* _WORK REQUEST_: Whenever a line of the data below holds the string "screenshot", copy that line.

* _MATERIAL SUPPLIED_:
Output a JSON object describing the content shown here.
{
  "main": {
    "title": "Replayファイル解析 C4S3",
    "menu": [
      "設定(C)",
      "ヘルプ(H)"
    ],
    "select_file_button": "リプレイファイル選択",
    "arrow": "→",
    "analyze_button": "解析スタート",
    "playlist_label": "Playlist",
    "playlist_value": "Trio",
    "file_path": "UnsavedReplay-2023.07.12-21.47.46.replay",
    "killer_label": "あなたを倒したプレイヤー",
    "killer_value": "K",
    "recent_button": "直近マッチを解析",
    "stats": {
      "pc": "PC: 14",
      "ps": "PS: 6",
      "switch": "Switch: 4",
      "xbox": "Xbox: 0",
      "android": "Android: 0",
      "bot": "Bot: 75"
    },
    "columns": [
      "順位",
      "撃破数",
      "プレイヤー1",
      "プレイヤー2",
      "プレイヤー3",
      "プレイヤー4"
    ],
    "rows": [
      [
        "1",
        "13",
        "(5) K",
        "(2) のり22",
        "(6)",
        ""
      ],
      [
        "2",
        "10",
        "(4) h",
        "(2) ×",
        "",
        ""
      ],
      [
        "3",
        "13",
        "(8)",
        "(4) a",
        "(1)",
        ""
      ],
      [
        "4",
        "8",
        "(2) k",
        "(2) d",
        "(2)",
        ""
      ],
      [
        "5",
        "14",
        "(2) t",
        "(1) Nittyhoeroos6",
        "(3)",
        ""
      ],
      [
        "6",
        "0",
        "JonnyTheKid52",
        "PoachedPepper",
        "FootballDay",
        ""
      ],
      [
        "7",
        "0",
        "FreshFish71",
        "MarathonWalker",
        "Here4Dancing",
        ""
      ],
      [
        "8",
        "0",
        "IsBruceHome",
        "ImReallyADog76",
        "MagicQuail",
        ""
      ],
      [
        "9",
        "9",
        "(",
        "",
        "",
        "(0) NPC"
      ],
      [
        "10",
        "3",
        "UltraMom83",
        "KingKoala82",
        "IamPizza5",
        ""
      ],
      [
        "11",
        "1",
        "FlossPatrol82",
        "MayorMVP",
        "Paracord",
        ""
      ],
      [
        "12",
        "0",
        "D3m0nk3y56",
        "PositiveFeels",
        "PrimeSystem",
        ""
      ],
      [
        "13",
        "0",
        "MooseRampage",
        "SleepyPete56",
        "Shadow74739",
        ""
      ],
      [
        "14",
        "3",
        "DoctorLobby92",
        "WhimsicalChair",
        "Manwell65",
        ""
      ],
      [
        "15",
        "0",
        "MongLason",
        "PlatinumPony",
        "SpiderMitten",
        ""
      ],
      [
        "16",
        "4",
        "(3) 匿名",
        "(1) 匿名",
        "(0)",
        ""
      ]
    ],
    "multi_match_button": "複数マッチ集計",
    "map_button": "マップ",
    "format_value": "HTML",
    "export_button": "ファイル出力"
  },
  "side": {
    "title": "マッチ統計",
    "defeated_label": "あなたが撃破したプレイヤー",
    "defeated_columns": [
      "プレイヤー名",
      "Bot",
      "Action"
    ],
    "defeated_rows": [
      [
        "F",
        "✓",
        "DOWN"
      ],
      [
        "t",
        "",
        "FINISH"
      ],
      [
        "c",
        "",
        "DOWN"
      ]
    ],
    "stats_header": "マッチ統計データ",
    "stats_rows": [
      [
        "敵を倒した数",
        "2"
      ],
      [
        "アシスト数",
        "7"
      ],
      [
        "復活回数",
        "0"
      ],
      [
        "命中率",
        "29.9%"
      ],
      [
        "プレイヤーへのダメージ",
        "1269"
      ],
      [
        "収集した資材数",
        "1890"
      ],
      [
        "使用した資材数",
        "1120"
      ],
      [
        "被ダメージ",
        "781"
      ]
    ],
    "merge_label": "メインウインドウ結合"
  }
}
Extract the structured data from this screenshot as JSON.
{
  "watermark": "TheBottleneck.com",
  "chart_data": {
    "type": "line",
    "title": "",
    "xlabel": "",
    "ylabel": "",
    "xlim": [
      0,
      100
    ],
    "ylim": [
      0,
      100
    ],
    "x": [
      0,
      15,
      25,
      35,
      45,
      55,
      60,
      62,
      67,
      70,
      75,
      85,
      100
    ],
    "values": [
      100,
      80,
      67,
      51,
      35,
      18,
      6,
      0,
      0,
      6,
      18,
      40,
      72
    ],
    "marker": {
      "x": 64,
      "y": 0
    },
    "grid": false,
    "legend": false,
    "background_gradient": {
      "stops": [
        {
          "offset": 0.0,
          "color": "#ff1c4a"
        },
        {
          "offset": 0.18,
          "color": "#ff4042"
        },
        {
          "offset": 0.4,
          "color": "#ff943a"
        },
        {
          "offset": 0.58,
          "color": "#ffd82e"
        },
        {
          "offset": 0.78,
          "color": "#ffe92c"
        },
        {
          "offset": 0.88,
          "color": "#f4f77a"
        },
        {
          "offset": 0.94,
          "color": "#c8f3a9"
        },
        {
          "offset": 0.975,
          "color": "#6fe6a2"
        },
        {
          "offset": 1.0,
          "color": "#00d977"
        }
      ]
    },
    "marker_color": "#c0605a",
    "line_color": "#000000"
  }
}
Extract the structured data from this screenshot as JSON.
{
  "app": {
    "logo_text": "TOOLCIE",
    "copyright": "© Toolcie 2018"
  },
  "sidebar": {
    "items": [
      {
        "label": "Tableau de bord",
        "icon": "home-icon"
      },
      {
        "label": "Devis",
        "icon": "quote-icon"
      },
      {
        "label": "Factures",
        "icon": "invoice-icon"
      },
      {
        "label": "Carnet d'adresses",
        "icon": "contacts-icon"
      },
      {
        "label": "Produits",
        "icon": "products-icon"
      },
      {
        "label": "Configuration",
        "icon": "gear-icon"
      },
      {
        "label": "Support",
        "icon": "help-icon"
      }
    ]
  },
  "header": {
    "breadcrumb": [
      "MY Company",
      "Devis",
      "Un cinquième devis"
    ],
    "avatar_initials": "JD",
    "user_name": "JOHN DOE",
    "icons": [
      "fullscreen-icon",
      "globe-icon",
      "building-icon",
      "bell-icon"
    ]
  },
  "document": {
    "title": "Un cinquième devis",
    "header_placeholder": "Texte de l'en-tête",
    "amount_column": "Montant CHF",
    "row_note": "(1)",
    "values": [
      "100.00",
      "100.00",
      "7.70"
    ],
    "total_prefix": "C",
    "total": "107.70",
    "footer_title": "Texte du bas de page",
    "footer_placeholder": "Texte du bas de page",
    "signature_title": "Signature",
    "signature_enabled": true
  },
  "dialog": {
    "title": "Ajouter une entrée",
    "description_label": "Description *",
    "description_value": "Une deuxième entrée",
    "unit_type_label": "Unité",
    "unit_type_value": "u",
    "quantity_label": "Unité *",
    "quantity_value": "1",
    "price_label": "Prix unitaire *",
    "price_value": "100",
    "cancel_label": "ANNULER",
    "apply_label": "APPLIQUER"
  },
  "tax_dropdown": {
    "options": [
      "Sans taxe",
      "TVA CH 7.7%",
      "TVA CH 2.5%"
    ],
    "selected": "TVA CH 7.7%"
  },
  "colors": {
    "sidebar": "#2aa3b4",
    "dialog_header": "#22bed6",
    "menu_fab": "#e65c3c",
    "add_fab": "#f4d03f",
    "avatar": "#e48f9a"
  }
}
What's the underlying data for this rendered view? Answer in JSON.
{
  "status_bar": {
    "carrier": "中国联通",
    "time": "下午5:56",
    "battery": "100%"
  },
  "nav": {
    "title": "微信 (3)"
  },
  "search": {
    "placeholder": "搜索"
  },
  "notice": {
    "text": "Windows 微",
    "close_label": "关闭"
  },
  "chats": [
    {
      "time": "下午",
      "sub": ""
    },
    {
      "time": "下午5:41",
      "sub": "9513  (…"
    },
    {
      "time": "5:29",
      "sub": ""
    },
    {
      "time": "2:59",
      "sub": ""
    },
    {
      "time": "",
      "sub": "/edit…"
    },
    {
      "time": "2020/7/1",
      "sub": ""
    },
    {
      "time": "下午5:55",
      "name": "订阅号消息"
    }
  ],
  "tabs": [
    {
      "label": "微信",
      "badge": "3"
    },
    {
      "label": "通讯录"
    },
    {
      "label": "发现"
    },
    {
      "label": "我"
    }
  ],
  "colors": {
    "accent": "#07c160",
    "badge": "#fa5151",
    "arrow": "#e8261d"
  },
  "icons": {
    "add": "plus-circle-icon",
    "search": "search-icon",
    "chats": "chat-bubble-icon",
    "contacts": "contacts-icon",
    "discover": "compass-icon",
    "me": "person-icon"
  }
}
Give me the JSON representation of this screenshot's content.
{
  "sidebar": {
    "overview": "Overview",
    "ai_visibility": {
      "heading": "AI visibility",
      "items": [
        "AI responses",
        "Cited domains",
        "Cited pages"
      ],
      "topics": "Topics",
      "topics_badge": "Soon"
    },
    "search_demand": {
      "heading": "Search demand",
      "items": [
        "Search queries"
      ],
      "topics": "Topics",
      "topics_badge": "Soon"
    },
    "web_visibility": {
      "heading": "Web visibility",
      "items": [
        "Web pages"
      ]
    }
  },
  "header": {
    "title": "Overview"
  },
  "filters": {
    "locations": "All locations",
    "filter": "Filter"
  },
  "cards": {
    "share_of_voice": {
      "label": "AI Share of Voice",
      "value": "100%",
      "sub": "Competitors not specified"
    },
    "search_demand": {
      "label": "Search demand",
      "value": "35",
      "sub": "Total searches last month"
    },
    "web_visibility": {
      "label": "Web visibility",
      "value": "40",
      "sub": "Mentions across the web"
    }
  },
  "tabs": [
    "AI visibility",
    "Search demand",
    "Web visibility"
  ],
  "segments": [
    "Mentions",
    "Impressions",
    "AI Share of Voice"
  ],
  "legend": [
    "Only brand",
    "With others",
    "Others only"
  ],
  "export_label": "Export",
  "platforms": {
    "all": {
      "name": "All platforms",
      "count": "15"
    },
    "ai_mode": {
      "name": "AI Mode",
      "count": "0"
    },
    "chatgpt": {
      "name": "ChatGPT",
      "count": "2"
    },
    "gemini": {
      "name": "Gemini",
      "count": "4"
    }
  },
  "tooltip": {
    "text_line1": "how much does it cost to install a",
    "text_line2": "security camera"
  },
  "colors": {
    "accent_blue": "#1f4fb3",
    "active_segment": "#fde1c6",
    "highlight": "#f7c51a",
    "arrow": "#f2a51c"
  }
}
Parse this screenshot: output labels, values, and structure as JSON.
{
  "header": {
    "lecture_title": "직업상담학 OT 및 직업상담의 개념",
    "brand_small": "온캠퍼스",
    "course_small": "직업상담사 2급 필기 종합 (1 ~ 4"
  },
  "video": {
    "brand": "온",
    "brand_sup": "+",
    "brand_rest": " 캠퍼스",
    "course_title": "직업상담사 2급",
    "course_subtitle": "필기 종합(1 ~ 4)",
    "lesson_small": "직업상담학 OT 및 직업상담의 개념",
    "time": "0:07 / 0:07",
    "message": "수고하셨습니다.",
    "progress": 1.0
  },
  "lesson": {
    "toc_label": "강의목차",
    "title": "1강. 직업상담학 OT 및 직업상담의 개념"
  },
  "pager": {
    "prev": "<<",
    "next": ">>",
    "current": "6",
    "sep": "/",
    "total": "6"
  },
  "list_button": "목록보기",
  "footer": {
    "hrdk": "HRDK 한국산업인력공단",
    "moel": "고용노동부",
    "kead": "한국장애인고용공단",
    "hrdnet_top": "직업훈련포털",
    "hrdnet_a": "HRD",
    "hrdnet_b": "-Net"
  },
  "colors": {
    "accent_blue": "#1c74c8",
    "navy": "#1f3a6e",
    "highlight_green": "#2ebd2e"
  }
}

* _YOUR SOLUTION_:
Extract the structured data from this screenshot as JSON.
Extract the structured data from this screenshot as JSON.
Give me the JSON representation of this screenshot's content.
Parse this screenshot: output labels, values, and structure as JSON.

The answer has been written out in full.